» Requirement
This exercise calls for every line of the data below with the string "database" in it.

» Data provided
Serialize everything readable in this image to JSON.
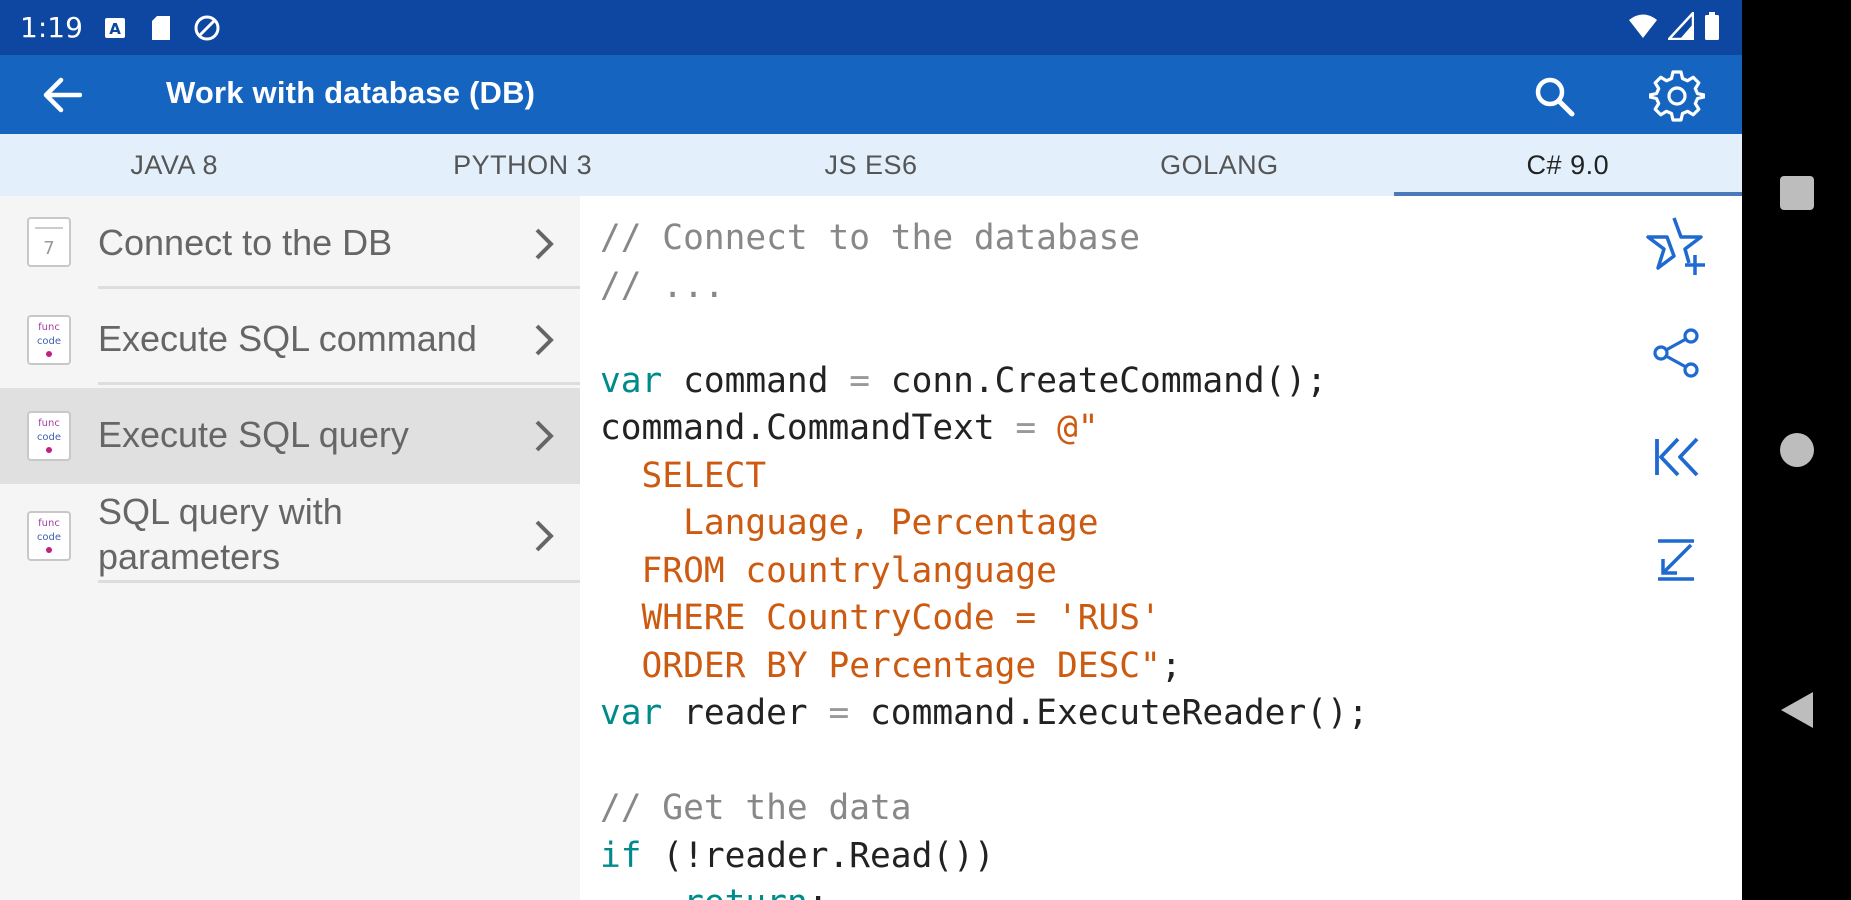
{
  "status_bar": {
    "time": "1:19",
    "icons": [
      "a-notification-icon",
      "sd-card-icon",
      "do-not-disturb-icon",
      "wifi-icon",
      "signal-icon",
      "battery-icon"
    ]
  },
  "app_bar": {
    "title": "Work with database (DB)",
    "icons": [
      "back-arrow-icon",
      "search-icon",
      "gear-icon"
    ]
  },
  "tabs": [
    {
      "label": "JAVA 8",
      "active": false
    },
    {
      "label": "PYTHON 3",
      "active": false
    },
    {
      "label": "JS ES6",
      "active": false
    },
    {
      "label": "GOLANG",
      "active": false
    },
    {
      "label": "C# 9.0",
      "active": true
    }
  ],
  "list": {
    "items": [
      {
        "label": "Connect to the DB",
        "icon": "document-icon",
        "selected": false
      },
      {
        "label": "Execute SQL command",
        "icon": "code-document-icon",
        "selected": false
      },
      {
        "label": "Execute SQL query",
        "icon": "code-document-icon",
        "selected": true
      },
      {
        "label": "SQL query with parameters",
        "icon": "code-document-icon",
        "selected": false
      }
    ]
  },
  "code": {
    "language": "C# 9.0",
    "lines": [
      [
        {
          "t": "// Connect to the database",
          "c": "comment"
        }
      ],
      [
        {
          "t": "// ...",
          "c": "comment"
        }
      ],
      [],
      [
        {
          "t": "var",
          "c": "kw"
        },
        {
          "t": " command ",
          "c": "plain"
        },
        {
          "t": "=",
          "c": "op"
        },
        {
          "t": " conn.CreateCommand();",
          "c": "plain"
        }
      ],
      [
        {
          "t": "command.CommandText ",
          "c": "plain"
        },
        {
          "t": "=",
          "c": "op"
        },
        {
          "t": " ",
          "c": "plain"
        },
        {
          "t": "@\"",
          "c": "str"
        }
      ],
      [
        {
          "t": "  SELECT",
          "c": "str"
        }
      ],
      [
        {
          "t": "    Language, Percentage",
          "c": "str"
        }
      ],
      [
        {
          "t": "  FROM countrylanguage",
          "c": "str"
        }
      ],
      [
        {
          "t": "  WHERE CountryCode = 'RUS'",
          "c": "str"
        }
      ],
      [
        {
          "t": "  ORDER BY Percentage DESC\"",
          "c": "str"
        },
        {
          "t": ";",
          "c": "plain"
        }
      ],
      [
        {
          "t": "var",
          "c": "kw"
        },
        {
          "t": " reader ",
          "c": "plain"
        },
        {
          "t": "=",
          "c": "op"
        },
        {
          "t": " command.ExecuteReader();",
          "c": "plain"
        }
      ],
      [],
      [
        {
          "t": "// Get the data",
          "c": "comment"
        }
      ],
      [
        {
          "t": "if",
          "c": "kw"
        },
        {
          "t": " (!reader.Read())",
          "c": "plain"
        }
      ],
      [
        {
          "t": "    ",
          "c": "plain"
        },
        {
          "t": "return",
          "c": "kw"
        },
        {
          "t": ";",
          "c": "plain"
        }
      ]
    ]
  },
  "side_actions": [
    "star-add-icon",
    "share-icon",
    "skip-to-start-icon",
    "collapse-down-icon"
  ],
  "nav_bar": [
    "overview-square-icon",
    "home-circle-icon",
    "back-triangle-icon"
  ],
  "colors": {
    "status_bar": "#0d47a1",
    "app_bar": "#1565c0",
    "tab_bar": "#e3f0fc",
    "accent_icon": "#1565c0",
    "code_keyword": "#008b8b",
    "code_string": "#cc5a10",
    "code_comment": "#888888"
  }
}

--

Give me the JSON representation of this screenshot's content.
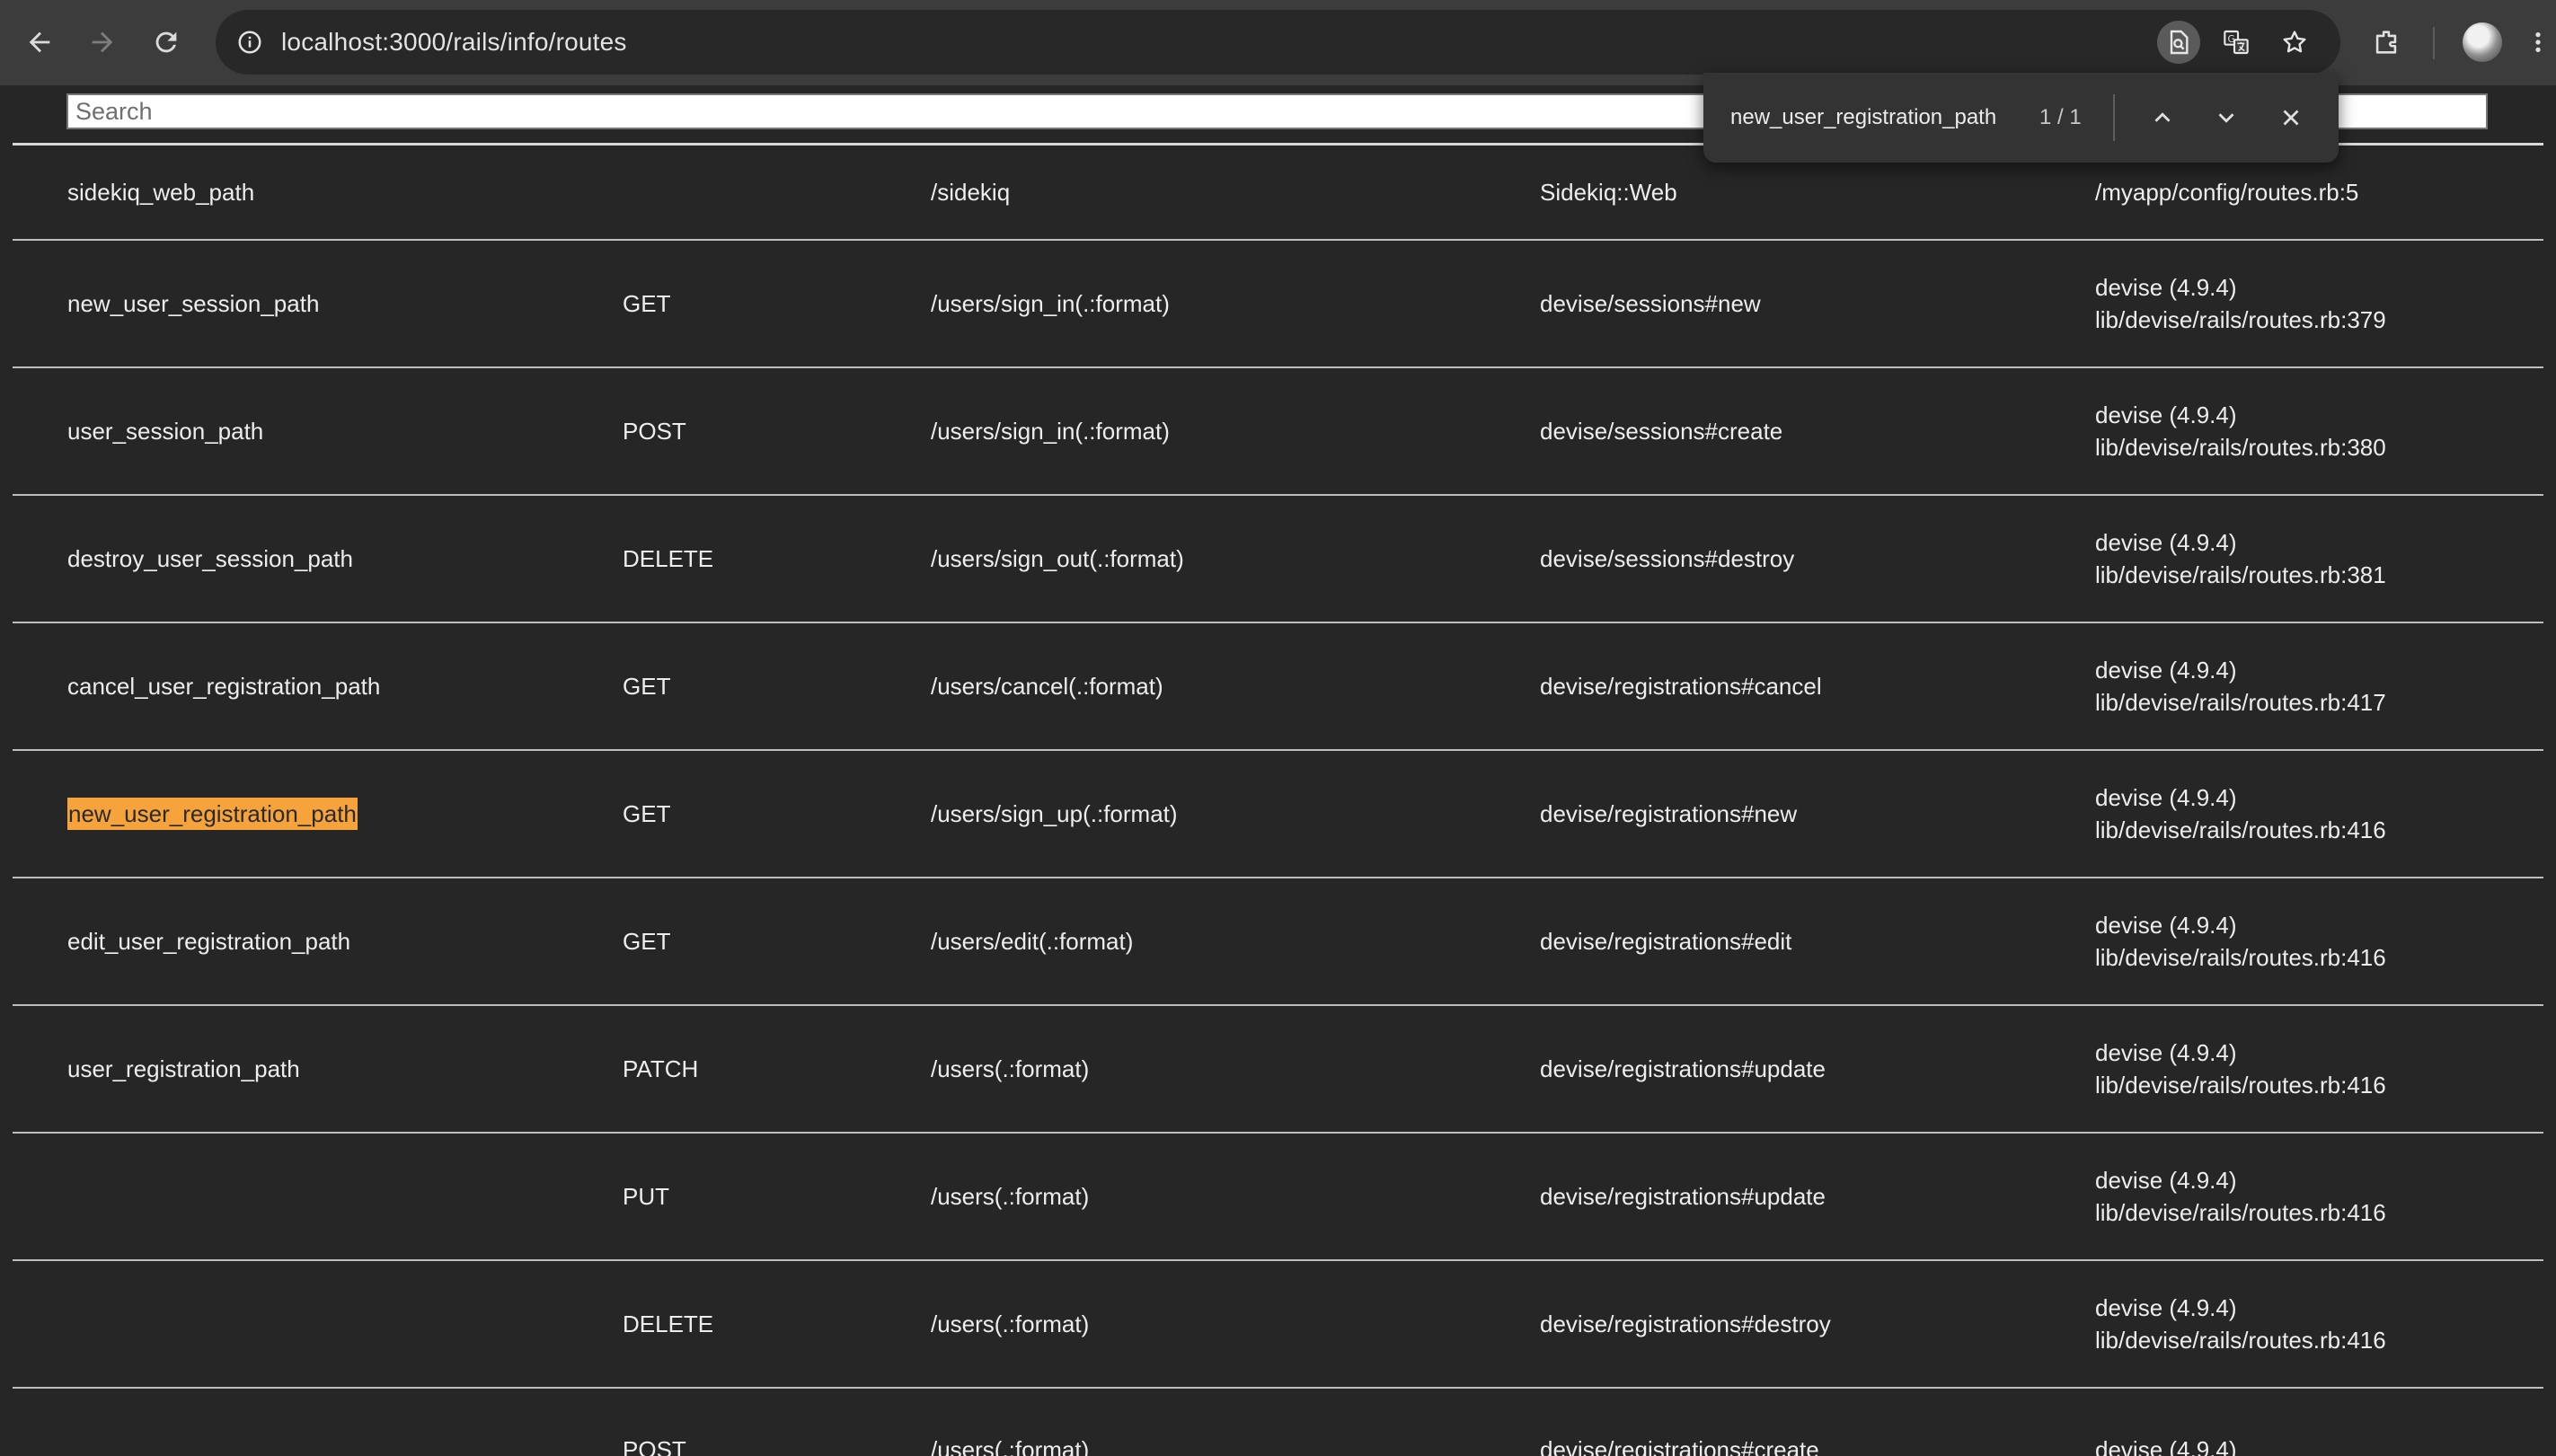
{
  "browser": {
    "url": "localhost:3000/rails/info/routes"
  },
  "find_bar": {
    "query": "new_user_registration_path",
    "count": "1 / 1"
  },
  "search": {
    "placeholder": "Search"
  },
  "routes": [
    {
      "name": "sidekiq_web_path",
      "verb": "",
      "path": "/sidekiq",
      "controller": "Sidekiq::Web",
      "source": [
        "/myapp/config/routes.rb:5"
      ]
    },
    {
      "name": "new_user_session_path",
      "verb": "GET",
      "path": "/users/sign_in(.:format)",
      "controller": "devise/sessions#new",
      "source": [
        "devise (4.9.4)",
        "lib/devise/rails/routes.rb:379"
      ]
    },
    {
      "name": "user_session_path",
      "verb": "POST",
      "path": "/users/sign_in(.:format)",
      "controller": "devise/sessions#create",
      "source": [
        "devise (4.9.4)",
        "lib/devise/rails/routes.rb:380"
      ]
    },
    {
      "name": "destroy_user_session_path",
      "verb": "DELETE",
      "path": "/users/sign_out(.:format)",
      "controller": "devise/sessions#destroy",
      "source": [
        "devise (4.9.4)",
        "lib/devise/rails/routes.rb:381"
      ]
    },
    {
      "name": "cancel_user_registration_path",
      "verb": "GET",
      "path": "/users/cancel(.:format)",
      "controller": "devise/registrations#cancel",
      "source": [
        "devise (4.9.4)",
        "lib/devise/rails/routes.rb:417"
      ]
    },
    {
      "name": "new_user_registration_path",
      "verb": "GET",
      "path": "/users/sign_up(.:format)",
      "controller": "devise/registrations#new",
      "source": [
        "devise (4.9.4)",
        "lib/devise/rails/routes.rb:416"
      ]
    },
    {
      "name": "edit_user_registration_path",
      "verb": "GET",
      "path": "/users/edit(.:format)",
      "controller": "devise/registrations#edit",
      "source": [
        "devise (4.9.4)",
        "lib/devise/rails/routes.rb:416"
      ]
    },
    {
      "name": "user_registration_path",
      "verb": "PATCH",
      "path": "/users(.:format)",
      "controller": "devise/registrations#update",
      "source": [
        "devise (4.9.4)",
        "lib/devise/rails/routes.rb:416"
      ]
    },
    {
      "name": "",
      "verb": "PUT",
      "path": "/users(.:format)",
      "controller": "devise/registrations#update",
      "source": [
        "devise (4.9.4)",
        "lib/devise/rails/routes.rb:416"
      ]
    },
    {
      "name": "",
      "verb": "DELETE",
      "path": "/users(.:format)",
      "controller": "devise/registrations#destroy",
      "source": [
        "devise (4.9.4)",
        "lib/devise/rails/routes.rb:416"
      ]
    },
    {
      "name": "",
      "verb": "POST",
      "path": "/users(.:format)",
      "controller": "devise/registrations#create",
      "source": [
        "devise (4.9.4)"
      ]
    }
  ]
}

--

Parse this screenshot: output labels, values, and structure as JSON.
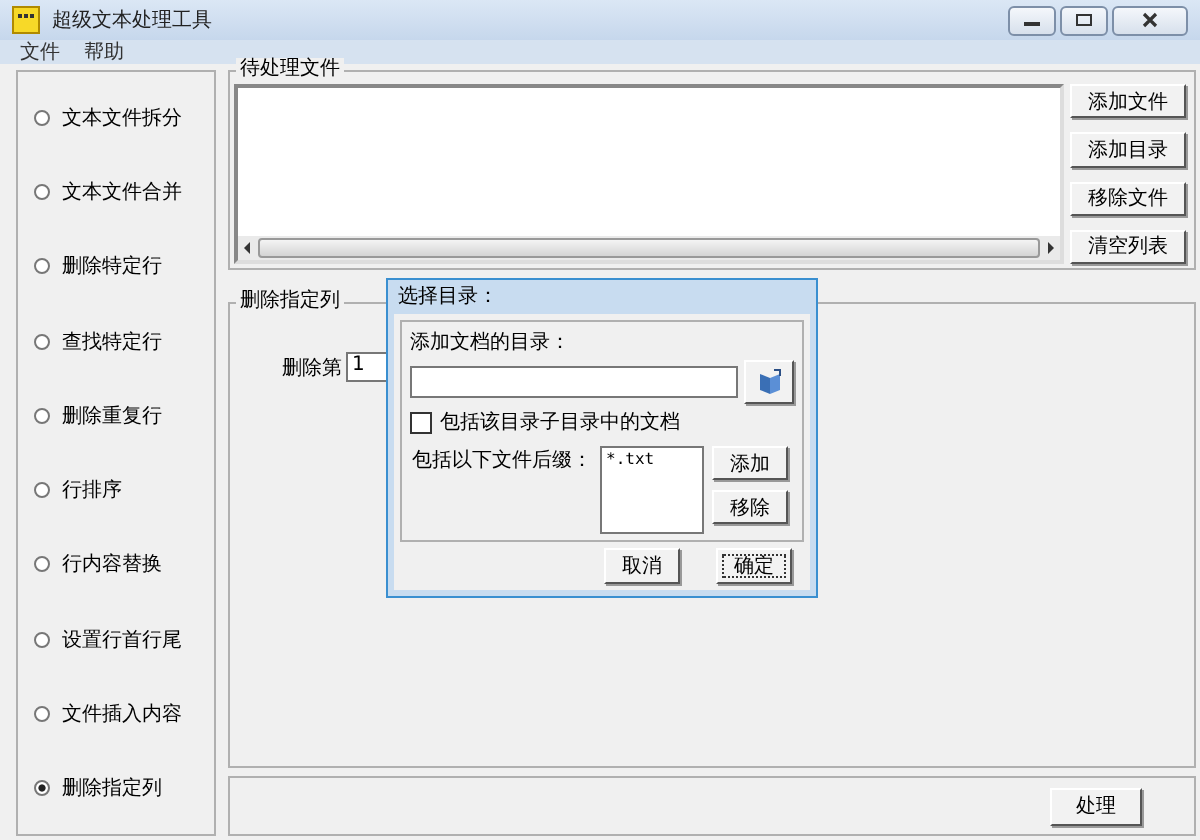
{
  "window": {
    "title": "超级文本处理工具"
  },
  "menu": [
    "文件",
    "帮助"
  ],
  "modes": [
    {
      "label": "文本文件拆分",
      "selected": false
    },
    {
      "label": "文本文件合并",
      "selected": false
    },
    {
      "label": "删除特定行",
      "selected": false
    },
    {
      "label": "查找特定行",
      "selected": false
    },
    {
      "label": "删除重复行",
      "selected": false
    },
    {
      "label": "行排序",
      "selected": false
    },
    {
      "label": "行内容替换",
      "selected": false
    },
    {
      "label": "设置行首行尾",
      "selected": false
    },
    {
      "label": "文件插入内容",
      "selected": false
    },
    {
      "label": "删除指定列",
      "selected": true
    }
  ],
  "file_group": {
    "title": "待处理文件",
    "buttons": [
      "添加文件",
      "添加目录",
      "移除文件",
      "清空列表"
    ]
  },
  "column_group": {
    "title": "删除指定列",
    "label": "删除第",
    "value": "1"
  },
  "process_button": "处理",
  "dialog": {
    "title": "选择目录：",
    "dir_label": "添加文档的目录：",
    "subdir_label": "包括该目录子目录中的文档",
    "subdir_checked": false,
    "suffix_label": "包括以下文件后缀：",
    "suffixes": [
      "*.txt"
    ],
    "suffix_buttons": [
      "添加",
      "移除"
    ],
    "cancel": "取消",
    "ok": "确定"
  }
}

» Answer to the problem
    "title": "Work with database (DB)",
          "t": "// Connect to the database",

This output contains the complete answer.